One of the world's most iconic buildings is the subject of a court fight this week over a possible initial public offering.
Minority owners of New York's Empire State Building want a state judge to block a proposal that would roll the skyscraper and 17 other Manhattan buildings into a common ownership group known as a real estate investment trust, or REIT.
The 82-year old Empire State was the tallest in the world from its opening until the completion of the World Trade Center in 1973. It has played a central part in numerous movies, including "King Kong," "An Affair to Remember" and "Sleepless in Seattle."
The proposal by the controlling shareholders, the Malkin Group, needs the support of 80% of the ownership group in order to proceed with the REIT and a subsequent planned IPO. So far, support for the proposal is a bit short, at about 75%. But the vote is still open and only about 12% have voted against the proposal, according to Malkin's most recent filing with Securities and Exchange Commission.
New York State Judge Peter Sherwood heard arguments in one of the legal challenges in the case Monday and is set to hear more arguments on Thursday.
Opponents who filed suit to block the plan say the deal's structure benefits Malkin and the estate of real estate magnate Harry Helmsley more than other shareholders. It would give Malkin control of up to 30% of the voting rights, and would name Malkin Group president Anthony Malkin as the CEO.
According to a Web site started by the opposition, leading critics of the deal include Andrew Penson, owner of New York's landmark Grand Central Terminal, and shareholders Richard Edelman and Steven Edelman.
Malkin Group argues that an IPO would provide all of the building's owners with a way to more easily buy and sell into the properties.
When the building was last sold in 1961 -- to Helmsley and partner Lawrence Wien -- there were 3,300 shares in the building priced at $10,000 per share. Numerous small shareholders bought one share or, in some cases, a half of a share.
Wien was Anthony Malkin's grandfather and the father-in-law of group chairman Peter Malkin.
Helmsley's widow, Leona, died in 2007, and her will ordered that her real estate holdings be sold and proceeds given to a charitable trust. The need to sell those holdings is one of the reasons the Malkin Group argues that the REIT is the best idea for all shareholders.
Each of the original 3,300 shares is now worth more than $300,000, according to Malkin's valuations on file. But the critics of the deal argue that the shares and the landmark building might be worth a great deal more, and that the other Malkin properties to be included in the REIT have been overvalued.
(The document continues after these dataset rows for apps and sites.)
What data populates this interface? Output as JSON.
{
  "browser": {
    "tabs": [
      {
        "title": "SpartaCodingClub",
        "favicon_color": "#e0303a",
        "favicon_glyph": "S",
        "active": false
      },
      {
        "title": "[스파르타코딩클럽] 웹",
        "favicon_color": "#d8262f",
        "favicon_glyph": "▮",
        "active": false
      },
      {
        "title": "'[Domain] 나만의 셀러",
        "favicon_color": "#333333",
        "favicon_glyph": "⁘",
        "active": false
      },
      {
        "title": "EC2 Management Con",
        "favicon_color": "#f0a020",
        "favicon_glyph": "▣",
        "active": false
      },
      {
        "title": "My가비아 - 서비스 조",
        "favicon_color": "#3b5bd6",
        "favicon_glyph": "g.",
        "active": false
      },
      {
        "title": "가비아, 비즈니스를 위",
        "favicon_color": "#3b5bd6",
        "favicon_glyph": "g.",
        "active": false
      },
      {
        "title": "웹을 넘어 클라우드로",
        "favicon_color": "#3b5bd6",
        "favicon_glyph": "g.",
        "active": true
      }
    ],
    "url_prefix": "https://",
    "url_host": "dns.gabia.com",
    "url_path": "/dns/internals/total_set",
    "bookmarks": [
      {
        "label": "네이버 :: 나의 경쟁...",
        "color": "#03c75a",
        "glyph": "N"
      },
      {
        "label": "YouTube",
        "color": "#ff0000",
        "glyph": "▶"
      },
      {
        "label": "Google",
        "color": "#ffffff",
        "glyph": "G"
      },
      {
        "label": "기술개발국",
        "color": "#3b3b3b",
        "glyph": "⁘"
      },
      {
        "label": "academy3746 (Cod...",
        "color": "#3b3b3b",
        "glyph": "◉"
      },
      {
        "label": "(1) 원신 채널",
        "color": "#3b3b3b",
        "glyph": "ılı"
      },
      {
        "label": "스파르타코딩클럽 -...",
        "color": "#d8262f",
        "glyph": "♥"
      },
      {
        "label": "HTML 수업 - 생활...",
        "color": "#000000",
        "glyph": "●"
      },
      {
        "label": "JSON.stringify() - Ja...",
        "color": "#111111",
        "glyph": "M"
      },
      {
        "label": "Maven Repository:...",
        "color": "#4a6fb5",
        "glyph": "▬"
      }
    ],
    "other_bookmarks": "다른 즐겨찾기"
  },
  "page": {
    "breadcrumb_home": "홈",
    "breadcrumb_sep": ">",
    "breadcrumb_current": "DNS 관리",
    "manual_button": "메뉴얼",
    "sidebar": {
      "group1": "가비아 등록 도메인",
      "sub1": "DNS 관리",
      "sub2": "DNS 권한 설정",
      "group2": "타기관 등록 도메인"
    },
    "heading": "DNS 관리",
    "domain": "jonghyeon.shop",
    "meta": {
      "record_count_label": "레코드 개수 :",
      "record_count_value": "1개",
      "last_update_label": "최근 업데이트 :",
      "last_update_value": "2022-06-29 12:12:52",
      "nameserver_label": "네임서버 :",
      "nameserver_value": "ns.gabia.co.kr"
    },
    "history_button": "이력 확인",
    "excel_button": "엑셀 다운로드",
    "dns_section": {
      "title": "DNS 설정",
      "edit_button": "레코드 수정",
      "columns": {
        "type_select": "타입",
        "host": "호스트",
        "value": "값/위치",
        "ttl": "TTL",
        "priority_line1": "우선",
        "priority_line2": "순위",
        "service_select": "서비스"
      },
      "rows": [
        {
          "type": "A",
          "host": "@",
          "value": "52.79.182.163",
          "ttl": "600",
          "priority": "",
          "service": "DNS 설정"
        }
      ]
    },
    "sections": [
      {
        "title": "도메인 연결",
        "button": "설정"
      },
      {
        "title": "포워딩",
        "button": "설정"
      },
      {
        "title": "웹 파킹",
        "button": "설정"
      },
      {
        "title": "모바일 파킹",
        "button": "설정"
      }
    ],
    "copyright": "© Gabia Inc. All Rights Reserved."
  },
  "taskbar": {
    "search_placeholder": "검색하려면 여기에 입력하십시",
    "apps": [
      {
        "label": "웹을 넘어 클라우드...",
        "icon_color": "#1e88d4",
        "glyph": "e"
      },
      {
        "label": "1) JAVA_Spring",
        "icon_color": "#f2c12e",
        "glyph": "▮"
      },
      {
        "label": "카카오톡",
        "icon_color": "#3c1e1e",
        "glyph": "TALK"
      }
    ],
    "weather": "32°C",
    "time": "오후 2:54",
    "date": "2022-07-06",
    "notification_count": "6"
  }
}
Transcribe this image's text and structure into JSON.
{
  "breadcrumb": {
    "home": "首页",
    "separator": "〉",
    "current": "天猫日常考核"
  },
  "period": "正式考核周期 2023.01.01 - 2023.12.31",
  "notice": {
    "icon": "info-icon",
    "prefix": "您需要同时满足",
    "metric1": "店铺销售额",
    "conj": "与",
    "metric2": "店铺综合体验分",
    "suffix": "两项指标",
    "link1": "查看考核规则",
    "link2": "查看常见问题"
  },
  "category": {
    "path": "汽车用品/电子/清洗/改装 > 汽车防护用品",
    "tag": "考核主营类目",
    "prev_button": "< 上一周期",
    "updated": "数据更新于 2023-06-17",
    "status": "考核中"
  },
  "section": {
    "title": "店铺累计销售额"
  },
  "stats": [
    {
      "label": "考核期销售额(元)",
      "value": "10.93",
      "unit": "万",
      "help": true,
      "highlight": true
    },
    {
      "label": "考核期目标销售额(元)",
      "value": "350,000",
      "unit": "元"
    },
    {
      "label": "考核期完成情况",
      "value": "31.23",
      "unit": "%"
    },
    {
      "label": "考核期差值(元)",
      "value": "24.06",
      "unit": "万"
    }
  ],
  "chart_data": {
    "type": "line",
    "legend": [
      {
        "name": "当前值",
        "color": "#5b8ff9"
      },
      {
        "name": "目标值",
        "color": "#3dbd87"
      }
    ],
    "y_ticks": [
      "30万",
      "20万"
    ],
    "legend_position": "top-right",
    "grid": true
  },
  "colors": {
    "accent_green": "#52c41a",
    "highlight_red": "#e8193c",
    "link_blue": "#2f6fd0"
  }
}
"This is a wonderful deal only if your name is Malkin or Helmsley," said Richard Edelman in a comment to reporters. He did not respond to a request for comment Monday.
The Malkins have responded with their own letter to owners charging that the Edelmans are engaged in a "nothing more than lies and deceptions."